Records supplied —
-------

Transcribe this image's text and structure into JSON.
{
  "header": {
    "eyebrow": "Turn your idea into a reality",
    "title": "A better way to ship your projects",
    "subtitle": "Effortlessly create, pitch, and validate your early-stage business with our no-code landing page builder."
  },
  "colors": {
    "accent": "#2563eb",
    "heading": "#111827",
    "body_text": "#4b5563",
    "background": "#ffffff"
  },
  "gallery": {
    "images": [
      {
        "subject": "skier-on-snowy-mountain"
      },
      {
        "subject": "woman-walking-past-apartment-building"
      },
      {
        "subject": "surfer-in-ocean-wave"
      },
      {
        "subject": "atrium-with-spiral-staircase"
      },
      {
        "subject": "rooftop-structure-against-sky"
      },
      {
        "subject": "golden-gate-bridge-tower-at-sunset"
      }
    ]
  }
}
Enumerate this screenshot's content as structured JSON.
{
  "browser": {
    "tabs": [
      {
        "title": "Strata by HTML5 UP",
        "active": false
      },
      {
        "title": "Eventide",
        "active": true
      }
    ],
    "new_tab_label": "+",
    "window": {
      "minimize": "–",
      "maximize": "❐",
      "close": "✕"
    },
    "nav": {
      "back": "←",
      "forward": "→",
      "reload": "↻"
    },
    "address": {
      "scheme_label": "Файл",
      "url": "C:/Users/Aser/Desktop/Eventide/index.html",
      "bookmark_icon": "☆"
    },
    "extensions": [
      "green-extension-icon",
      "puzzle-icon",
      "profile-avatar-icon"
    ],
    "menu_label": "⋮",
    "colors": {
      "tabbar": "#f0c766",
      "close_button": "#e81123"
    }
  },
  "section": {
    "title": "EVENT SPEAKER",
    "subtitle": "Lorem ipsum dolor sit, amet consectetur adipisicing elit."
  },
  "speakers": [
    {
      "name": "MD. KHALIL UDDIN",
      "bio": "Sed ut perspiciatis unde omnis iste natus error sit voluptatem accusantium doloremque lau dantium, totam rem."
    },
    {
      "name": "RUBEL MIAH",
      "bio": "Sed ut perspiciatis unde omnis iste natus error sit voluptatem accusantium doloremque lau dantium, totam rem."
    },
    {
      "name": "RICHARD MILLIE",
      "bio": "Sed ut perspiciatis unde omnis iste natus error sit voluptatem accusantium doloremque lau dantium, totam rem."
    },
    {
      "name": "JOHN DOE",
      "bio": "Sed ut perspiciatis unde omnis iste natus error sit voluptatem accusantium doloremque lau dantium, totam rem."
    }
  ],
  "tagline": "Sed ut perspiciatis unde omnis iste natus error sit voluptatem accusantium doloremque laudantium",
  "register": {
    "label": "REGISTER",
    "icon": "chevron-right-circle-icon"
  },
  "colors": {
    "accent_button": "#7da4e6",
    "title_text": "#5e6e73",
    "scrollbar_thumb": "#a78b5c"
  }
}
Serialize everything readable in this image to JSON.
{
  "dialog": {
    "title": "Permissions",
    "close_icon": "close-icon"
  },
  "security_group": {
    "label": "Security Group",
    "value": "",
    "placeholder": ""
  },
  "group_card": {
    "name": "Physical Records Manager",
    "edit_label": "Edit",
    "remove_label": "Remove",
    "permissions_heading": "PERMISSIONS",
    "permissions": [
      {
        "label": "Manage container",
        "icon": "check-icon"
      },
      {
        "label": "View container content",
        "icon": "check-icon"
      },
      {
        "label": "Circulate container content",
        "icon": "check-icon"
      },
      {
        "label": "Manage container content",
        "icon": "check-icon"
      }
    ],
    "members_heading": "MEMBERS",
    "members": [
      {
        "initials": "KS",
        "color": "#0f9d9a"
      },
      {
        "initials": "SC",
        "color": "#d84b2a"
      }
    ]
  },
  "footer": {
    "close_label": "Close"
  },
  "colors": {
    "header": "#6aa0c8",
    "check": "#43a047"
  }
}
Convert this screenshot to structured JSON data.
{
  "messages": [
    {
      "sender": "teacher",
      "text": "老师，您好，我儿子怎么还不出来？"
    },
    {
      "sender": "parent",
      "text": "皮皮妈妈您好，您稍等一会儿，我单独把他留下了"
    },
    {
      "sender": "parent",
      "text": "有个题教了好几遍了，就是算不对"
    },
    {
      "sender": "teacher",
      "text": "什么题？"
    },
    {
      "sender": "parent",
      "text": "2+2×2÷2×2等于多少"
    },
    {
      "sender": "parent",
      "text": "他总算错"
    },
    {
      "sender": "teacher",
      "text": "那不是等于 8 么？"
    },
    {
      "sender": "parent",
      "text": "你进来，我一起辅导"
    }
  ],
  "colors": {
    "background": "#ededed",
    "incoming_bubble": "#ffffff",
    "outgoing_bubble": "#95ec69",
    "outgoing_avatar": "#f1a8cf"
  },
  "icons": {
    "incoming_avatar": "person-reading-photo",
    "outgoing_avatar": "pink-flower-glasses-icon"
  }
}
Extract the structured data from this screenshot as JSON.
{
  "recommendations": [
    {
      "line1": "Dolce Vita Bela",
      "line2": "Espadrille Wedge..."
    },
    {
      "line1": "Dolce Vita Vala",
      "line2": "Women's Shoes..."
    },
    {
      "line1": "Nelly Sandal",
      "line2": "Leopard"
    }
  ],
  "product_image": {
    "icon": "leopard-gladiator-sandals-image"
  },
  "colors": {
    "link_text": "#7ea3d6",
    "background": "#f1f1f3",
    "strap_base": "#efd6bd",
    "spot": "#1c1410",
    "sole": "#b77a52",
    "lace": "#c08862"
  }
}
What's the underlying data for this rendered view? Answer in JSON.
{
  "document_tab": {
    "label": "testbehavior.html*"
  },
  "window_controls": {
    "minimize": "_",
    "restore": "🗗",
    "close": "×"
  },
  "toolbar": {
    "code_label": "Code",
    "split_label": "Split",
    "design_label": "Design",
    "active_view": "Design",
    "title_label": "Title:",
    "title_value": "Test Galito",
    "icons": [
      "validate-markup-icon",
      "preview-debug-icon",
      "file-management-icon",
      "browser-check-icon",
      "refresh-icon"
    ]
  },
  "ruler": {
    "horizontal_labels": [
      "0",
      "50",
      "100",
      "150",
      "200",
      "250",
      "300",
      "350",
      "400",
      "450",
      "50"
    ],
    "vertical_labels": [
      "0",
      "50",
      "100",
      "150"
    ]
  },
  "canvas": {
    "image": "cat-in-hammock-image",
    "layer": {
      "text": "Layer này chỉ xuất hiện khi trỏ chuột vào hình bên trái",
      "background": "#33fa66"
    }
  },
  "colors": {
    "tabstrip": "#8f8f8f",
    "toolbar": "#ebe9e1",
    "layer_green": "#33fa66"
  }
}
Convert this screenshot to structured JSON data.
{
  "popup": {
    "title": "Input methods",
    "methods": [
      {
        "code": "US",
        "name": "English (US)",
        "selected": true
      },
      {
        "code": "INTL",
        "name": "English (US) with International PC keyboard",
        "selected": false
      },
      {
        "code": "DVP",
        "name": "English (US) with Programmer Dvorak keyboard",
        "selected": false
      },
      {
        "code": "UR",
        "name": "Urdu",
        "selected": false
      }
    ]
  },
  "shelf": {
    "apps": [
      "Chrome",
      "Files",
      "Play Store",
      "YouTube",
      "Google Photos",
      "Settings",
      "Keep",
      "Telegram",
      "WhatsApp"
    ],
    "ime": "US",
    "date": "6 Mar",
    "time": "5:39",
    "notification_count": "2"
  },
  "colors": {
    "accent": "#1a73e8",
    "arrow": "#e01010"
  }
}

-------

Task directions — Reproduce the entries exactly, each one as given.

Response to this task —
Transcribe this image's text and structure into JSON.
{
  "header": {
    "eyebrow": "Turn your idea into a reality",
    "title": "A better way to ship your projects",
    "subtitle": "Effortlessly create, pitch, and validate your early-stage business with our no-code landing page builder."
  },
  "colors": {
    "accent": "#2563eb",
    "heading": "#111827",
    "body_text": "#4b5563",
    "background": "#ffffff"
  },
  "gallery": {
    "images": [
      {
        "subject": "skier-on-snowy-mountain"
      },
      {
        "subject": "woman-walking-past-apartment-building"
      },
      {
        "subject": "surfer-in-ocean-wave"
      },
      {
        "subject": "atrium-with-spiral-staircase"
      },
      {
        "subject": "rooftop-structure-against-sky"
      },
      {
        "subject": "golden-gate-bridge-tower-at-sunset"
      }
    ]
  }
}
Enumerate this screenshot's content as structured JSON.
{
  "browser": {
    "tabs": [
      {
        "title": "Strata by HTML5 UP",
        "active": false
      },
      {
        "title": "Eventide",
        "active": true
      }
    ],
    "new_tab_label": "+",
    "window": {
      "minimize": "–",
      "maximize": "❐",
      "close": "✕"
    },
    "nav": {
      "back": "←",
      "forward": "→",
      "reload": "↻"
    },
    "address": {
      "scheme_label": "Файл",
      "url": "C:/Users/Aser/Desktop/Eventide/index.html",
      "bookmark_icon": "☆"
    },
    "extensions": [
      "green-extension-icon",
      "puzzle-icon",
      "profile-avatar-icon"
    ],
    "menu_label": "⋮",
    "colors": {
      "tabbar": "#f0c766",
      "close_button": "#e81123"
    }
  },
  "section": {
    "title": "EVENT SPEAKER",
    "subtitle": "Lorem ipsum dolor sit, amet consectetur adipisicing elit."
  },
  "speakers": [
    {
      "name": "MD. KHALIL UDDIN",
      "bio": "Sed ut perspiciatis unde omnis iste natus error sit voluptatem accusantium doloremque lau dantium, totam rem."
    },
    {
      "name": "RUBEL MIAH",
      "bio": "Sed ut perspiciatis unde omnis iste natus error sit voluptatem accusantium doloremque lau dantium, totam rem."
    },
    {
      "name": "RICHARD MILLIE",
      "bio": "Sed ut perspiciatis unde omnis iste natus error sit voluptatem accusantium doloremque lau dantium, totam rem."
    },
    {
      "name": "JOHN DOE",
      "bio": "Sed ut perspiciatis unde omnis iste natus error sit voluptatem accusantium doloremque lau dantium, totam rem."
    }
  ],
  "tagline": "Sed ut perspiciatis unde omnis iste natus error sit voluptatem accusantium doloremque laudantium",
  "register": {
    "label": "REGISTER",
    "icon": "chevron-right-circle-icon"
  },
  "colors": {
    "accent_button": "#7da4e6",
    "title_text": "#5e6e73",
    "scrollbar_thumb": "#a78b5c"
  }
}
Serialize everything readable in this image to JSON.
{
  "dialog": {
    "title": "Permissions",
    "close_icon": "close-icon"
  },
  "security_group": {
    "label": "Security Group",
    "value": "",
    "placeholder": ""
  },
  "group_card": {
    "name": "Physical Records Manager",
    "edit_label": "Edit",
    "remove_label": "Remove",
    "permissions_heading": "PERMISSIONS",
    "permissions": [
      {
        "label": "Manage container",
        "icon": "check-icon"
      },
      {
        "label": "View container content",
        "icon": "check-icon"
      },
      {
        "label": "Circulate container content",
        "icon": "check-icon"
      },
      {
        "label": "Manage container content",
        "icon": "check-icon"
      }
    ],
    "members_heading": "MEMBERS",
    "members": [
      {
        "initials": "KS",
        "color": "#0f9d9a"
      },
      {
        "initials": "SC",
        "color": "#d84b2a"
      }
    ]
  },
  "footer": {
    "close_label": "Close"
  },
  "colors": {
    "header": "#6aa0c8",
    "check": "#43a047"
  }
}
Convert this screenshot to structured JSON data.
{
  "messages": [
    {
      "sender": "teacher",
      "text": "老师，您好，我儿子怎么还不出来？"
    },
    {
      "sender": "parent",
      "text": "皮皮妈妈您好，您稍等一会儿，我单独把他留下了"
    },
    {
      "sender": "parent",
      "text": "有个题教了好几遍了，就是算不对"
    },
    {
      "sender": "teacher",
      "text": "什么题？"
    },
    {
      "sender": "parent",
      "text": "2+2×2÷2×2等于多少"
    },
    {
      "sender": "parent",
      "text": "他总算错"
    },
    {
      "sender": "teacher",
      "text": "那不是等于 8 么？"
    },
    {
      "sender": "parent",
      "text": "你进来，我一起辅导"
    }
  ],
  "colors": {
    "background": "#ededed",
    "incoming_bubble": "#ffffff",
    "outgoing_bubble": "#95ec69",
    "outgoing_avatar": "#f1a8cf"
  },
  "icons": {
    "incoming_avatar": "person-reading-photo",
    "outgoing_avatar": "pink-flower-glasses-icon"
  }
}
Extract the structured data from this screenshot as JSON.
{
  "recommendations": [
    {
      "line1": "Dolce Vita Bela",
      "line2": "Espadrille Wedge..."
    },
    {
      "line1": "Dolce Vita Vala",
      "line2": "Women's Shoes..."
    },
    {
      "line1": "Nelly Sandal",
      "line2": "Leopard"
    }
  ],
  "product_image": {
    "icon": "leopard-gladiator-sandals-image"
  },
  "colors": {
    "link_text": "#7ea3d6",
    "background": "#f1f1f3",
    "strap_base": "#efd6bd",
    "spot": "#1c1410",
    "sole": "#b77a52",
    "lace": "#c08862"
  }
}
What's the underlying data for this rendered view? Answer in JSON.
{
  "document_tab": {
    "label": "testbehavior.html*"
  },
  "window_controls": {
    "minimize": "_",
    "restore": "🗗",
    "close": "×"
  },
  "toolbar": {
    "code_label": "Code",
    "split_label": "Split",
    "design_label": "Design",
    "active_view": "Design",
    "title_label": "Title:",
    "title_value": "Test Galito",
    "icons": [
      "validate-markup-icon",
      "preview-debug-icon",
      "file-management-icon",
      "browser-check-icon",
      "refresh-icon"
    ]
  },
  "ruler": {
    "horizontal_labels": [
      "0",
      "50",
      "100",
      "150",
      "200",
      "250",
      "300",
      "350",
      "400",
      "450",
      "50"
    ],
    "vertical_labels": [
      "0",
      "50",
      "100",
      "150"
    ]
  },
  "canvas": {
    "image": "cat-in-hammock-image",
    "layer": {
      "text": "Layer này chỉ xuất hiện khi trỏ chuột vào hình bên trái",
      "background": "#33fa66"
    }
  },
  "colors": {
    "tabstrip": "#8f8f8f",
    "toolbar": "#ebe9e1",
    "layer_green": "#33fa66"
  }
}
Convert this screenshot to structured JSON data.
{
  "popup": {
    "title": "Input methods",
    "methods": [
      {
        "code": "US",
        "name": "English (US)",
        "selected": true
      },
      {
        "code": "INTL",
        "name": "English (US) with International PC keyboard",
        "selected": false
      },
      {
        "code": "DVP",
        "name": "English (US) with Programmer Dvorak keyboard",
        "selected": false
      },
      {
        "code": "UR",
        "name": "Urdu",
        "selected": false
      }
    ]
  },
  "shelf": {
    "apps": [
      "Chrome",
      "Files",
      "Play Store",
      "YouTube",
      "Google Photos",
      "Settings",
      "Keep",
      "Telegram",
      "WhatsApp"
    ],
    "ime": "US",
    "date": "6 Mar",
    "time": "5:39",
    "notification_count": "2"
  },
  "colors": {
    "accent": "#1a73e8",
    "arrow": "#e01010"
  }
}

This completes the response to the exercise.